----- RECORDS SHOWN
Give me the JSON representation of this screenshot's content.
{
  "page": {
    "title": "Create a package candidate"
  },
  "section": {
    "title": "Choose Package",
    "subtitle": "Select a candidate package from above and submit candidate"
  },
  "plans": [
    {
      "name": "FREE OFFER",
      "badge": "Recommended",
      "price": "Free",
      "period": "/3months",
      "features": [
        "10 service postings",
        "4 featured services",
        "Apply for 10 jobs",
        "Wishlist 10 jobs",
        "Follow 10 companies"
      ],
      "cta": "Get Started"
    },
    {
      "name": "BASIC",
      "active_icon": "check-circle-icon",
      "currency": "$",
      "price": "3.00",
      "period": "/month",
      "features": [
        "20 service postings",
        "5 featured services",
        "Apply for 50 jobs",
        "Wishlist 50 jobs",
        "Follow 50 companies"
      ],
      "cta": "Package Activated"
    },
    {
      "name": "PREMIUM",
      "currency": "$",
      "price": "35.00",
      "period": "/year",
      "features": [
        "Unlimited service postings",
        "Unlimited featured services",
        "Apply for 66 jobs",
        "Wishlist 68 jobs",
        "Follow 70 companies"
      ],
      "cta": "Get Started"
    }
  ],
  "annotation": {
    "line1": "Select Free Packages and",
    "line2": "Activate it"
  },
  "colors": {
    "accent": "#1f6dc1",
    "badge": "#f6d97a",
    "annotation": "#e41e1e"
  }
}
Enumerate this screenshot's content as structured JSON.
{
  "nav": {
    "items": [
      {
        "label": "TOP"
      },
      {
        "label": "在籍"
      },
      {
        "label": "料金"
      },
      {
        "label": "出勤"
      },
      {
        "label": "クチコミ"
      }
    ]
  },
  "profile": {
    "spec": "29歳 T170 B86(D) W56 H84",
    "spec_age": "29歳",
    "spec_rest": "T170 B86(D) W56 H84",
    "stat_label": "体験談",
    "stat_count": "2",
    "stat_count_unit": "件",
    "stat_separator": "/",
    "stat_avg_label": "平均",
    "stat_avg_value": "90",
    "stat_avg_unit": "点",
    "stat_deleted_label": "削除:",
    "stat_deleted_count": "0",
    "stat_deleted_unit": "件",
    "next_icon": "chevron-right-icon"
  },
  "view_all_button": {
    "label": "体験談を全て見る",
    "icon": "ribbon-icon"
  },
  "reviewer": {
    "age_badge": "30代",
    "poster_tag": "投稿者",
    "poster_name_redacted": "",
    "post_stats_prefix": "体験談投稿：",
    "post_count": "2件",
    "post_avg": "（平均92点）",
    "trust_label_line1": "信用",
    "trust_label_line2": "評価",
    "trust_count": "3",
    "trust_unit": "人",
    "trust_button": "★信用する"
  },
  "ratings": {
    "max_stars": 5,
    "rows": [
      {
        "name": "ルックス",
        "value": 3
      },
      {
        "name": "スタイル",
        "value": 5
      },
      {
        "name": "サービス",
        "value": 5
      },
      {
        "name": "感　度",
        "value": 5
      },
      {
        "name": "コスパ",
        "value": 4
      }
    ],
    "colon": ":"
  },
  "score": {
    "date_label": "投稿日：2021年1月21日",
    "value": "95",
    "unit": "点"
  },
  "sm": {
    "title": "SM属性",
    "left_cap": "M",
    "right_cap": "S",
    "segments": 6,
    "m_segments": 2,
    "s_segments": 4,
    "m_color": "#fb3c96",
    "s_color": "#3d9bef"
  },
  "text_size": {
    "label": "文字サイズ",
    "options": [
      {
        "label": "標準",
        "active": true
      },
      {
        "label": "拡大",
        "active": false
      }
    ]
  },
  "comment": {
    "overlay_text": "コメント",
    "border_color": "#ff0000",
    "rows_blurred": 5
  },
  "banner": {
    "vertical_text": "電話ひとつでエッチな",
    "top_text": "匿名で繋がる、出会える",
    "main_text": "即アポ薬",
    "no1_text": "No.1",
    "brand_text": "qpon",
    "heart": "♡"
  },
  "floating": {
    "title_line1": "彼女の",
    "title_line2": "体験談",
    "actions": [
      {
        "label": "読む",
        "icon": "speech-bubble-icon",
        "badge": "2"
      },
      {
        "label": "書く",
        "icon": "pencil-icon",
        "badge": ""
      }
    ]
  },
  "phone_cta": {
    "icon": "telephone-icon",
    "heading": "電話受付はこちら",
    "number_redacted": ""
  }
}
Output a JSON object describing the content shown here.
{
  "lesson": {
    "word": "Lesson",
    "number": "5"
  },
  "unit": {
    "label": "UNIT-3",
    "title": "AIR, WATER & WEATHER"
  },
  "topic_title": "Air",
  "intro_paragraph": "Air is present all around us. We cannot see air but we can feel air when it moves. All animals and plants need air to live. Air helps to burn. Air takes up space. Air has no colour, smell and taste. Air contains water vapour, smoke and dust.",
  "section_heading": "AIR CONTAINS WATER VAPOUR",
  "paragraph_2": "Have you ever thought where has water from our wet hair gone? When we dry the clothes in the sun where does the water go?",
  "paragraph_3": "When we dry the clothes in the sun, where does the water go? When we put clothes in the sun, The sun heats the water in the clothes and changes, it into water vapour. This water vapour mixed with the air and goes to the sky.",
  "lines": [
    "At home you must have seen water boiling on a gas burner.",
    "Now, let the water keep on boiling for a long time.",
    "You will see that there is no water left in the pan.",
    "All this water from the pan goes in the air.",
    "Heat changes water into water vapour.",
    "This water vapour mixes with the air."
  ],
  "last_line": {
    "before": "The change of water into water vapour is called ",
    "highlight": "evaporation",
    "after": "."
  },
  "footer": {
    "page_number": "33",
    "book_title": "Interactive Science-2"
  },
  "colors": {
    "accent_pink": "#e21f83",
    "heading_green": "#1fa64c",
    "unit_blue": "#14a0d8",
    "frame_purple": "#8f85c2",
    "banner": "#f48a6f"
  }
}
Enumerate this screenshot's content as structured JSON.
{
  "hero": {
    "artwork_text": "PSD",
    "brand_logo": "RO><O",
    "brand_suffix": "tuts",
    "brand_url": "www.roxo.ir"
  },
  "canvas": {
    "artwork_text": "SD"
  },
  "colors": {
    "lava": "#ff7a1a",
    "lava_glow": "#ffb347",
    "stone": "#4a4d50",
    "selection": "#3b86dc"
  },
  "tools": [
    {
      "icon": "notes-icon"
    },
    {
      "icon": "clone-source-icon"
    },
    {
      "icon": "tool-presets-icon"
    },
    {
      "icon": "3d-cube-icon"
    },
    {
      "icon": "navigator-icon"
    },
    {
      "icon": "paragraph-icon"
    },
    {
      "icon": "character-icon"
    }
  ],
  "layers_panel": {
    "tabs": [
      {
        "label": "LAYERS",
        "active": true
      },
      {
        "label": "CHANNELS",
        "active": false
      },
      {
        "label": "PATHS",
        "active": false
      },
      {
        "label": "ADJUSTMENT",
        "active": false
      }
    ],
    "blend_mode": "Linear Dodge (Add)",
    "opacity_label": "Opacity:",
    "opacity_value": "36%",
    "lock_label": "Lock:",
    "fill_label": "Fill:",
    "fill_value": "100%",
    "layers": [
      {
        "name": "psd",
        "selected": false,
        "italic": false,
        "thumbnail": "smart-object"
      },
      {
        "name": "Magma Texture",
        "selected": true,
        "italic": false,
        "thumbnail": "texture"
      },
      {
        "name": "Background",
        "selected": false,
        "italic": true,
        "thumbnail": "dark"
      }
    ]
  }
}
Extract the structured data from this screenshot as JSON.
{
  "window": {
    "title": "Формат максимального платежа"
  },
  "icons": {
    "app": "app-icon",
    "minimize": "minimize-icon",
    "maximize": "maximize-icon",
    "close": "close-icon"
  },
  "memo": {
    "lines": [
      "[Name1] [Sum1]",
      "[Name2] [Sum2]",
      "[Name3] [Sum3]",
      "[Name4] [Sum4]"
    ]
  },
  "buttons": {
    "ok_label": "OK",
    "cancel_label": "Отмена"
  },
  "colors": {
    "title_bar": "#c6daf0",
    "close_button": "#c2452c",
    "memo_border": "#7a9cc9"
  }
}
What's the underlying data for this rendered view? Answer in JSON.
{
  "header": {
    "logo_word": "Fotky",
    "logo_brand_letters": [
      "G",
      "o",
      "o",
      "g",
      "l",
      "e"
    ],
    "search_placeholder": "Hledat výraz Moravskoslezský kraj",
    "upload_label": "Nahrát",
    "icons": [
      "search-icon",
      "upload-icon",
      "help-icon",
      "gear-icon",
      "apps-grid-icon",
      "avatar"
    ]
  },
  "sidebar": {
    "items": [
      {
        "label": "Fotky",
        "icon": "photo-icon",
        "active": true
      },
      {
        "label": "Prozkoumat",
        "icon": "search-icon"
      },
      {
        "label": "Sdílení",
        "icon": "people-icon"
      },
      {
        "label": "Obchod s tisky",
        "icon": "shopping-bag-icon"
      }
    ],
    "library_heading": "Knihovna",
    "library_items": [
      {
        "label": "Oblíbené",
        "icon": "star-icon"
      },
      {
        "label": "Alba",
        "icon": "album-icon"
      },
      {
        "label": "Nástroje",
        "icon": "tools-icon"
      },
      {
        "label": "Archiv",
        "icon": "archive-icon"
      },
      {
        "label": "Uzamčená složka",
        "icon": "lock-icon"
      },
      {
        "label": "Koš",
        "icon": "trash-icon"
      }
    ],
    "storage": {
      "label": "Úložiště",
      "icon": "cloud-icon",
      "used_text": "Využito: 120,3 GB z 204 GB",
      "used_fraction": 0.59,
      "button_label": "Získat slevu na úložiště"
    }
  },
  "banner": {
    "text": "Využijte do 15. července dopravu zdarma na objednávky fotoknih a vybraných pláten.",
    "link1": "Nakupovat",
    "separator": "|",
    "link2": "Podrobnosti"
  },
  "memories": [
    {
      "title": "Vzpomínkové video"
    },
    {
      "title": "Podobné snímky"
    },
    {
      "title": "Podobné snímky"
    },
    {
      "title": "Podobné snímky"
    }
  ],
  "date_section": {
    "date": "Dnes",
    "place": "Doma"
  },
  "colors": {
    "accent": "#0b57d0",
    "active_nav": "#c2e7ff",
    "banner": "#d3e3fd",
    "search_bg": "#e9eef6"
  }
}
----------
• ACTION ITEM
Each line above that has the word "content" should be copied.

• TASK ANSWER
Give me the JSON representation of this screenshot's content.
Enumerate this screenshot's content as structured JSON.
Output a JSON object describing the content shown here.
Enumerate this screenshot's content as structured JSON.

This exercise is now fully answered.